Four women in suburban Chicago share one important thing in common; they are Irish dance moms. With their children elite competitors in the sport, each brings her peculiar drama to this circle of friends. Or shutters it away. Mikey lives vicariously through her daughter, and Eileen irks everyone with a facade of balance. Polly craves approval, and Bet Flanagan would rather take a rap on the shin with a hammer than juggle another demand.
In LESSONS OF THE FIDDLER, together they navigate the slope of international competition, a world in which rivals are stalked, costumes sabotaged, and strategies to hide dance expenses from husbands abound. So consumed are the women in their children's arena, they fail to see the serious erosion their preoccupation carves in their lives.

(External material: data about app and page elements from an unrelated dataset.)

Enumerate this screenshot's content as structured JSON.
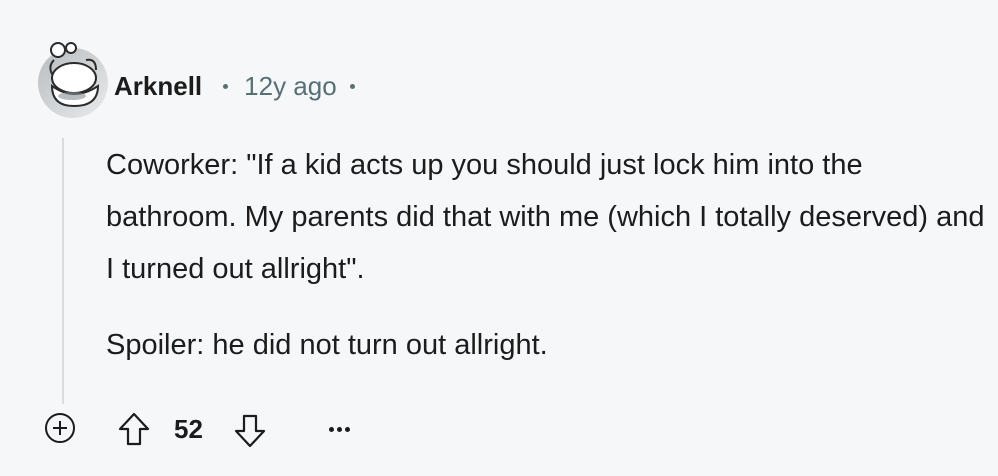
{
  "comment": {
    "author": "Arknell",
    "age": "12y ago",
    "body": [
      "Coworker: \"If a kid acts up you should just lock him into the bathroom. My parents did that with me (which I totally deserved) and I turned out allright\".",
      "Spoiler: he did not turn out allright."
    ],
    "score": "52"
  },
  "icons": {
    "avatar": "snoo-avatar-icon",
    "expand": "plus-circle-icon",
    "upvote": "arrow-up-icon",
    "downvote": "arrow-down-icon",
    "more": "ellipsis-icon"
  },
  "colors": {
    "background": "#f6f7f8",
    "text": "#1c1c1c",
    "meta": "#576f76",
    "thread_line": "#d8dcdf"
  }
}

When avarice and envy find a toehold in the popular internet Irish dance message boards, anonymous posters chip away at fragile Polly, leading her to end her life. Truths about the friends' role in Polly's struggle surface, and Bet is jarred into confronting her own shortcomings.
A grounding figure emerges in Bridie Noonan. The 90-year-old Irish expatriate, thought by most to be only an eccentric groupie, rises as a mysteriously sage salvager. It is Bridie who leads Bet to rediscover who she is and what is being asked of her by those who love her. The novel treats human foibles with humor, human frailty with tenderness. It gently nudges those journeying to celebrate life through dance back onto the path they lost.
This has been done done done to death, and I don't mean the elite Irish dancing (which in and of itself makes me howl with laughter) it's the struggling with to come to terms with life women. That's a backdrop or a theme. It's not a plot.
You need to be specific. Focus. Every single character you talk about here is one dimensional.
You've also got the sentence structure from hell. Rewrite every sentence in this form: subject verb object. Once you've done that, you can make some changes but "journeying to celebrate life through dance back onto the path they lost" makes me want to clunk you with a Strunk and White. If you've not read this book do so. Four times. Then start the novel again.